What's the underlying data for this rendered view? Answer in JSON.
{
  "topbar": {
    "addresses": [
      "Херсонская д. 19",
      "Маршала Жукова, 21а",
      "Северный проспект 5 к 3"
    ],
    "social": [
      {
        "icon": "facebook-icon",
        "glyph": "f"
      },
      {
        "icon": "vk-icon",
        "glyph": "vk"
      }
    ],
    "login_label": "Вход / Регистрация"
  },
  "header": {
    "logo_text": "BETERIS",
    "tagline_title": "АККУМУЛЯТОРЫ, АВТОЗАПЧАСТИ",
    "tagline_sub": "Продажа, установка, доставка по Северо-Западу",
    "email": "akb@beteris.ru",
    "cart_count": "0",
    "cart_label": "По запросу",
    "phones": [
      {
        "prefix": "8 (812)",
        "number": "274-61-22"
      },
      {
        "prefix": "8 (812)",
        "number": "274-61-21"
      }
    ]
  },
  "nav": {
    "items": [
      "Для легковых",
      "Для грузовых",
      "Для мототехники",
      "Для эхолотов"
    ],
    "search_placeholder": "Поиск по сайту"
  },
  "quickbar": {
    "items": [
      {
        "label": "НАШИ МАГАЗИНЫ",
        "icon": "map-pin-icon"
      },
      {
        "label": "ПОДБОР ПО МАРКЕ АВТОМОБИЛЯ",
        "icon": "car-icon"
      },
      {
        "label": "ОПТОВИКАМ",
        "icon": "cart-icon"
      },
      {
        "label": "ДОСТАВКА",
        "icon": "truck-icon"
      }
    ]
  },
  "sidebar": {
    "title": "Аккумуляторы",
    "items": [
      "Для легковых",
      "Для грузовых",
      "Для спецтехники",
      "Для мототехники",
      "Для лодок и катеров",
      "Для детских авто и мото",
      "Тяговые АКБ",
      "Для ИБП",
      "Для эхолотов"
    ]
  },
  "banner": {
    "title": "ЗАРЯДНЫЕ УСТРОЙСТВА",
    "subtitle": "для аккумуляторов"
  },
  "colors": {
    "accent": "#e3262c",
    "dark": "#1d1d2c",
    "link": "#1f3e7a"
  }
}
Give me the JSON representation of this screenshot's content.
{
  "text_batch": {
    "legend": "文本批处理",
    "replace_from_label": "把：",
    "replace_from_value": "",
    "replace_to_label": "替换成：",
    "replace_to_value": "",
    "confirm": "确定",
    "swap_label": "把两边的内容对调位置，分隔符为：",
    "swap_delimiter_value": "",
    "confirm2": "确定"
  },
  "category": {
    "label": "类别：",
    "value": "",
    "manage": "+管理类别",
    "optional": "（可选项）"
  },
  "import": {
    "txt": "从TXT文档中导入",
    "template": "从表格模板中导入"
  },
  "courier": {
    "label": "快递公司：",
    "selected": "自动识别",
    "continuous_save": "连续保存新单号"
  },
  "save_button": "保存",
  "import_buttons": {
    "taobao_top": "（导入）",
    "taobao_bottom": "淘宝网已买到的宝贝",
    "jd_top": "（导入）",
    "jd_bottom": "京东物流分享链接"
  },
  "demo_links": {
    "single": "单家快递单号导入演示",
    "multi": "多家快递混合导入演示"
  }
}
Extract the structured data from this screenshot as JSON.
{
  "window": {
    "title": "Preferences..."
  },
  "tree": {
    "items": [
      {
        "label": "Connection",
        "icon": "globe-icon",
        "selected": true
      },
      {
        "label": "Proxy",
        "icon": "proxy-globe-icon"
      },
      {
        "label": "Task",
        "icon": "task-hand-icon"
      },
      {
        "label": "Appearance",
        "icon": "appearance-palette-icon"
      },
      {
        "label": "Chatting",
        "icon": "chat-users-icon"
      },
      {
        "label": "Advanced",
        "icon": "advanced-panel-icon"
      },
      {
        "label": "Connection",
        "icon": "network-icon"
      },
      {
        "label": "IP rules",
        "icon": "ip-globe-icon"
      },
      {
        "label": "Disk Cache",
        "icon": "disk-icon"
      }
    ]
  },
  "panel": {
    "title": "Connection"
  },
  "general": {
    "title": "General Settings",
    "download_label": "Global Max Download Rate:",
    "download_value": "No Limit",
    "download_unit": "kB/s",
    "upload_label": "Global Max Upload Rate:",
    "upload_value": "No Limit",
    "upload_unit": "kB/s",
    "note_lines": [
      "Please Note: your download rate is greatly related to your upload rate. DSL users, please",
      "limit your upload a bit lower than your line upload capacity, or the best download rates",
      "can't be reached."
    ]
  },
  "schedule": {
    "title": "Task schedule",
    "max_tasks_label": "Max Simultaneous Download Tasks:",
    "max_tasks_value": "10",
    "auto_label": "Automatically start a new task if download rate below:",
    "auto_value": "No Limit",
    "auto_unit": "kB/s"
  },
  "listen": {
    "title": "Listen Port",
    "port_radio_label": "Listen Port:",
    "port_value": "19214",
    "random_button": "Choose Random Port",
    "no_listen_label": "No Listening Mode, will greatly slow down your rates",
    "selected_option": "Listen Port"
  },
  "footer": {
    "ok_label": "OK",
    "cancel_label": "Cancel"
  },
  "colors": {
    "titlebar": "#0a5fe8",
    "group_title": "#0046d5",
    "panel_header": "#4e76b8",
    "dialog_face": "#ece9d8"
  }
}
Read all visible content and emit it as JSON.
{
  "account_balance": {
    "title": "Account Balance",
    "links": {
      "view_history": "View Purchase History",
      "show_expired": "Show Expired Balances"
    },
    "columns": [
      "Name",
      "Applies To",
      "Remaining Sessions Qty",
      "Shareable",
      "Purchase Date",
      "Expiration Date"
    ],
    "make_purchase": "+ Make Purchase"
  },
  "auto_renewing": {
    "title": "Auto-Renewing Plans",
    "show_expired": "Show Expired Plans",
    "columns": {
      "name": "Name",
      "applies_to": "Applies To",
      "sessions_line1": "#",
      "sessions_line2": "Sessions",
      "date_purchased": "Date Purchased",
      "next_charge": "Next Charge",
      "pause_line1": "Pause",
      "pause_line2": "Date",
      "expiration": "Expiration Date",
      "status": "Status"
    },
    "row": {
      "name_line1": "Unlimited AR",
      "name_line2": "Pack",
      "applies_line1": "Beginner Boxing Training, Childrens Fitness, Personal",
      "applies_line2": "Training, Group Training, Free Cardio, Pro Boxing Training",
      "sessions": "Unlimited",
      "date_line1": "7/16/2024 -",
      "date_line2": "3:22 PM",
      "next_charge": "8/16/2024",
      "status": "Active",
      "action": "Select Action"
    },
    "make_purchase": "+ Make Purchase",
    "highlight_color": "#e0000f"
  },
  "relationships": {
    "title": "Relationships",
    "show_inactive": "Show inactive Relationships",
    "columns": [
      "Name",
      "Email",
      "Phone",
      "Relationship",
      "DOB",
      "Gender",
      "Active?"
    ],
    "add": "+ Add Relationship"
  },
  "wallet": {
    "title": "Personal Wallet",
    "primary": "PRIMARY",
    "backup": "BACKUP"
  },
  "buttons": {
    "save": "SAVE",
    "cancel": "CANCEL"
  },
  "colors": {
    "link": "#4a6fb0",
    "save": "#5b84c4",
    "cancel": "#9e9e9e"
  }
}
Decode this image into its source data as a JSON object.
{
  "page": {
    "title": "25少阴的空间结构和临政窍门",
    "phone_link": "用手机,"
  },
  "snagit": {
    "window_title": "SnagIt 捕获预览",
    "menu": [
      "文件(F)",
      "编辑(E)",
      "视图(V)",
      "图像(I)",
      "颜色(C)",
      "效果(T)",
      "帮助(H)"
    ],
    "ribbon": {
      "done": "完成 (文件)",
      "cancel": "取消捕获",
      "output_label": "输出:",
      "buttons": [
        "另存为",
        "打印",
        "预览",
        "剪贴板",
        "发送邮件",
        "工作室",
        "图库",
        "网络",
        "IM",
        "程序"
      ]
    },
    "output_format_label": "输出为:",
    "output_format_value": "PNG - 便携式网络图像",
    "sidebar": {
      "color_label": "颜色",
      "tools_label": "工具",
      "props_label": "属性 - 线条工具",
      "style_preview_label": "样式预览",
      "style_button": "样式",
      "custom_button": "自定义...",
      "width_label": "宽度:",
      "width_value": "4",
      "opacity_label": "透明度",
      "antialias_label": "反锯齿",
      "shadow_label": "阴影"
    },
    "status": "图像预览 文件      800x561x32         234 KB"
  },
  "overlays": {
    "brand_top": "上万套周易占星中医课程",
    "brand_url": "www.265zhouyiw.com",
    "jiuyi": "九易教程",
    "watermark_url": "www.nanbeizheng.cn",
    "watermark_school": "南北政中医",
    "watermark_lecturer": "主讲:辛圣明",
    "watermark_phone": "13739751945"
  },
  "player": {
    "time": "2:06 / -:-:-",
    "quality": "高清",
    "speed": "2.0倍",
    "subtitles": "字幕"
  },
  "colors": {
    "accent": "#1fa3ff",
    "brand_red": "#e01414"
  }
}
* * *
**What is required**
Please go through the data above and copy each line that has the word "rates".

**Solution for this exercise**
      "limit your upload a bit lower than your line upload capacity, or the best download rates",
    "no_listen_label": "No Listening Mode, will greatly slow down your rates",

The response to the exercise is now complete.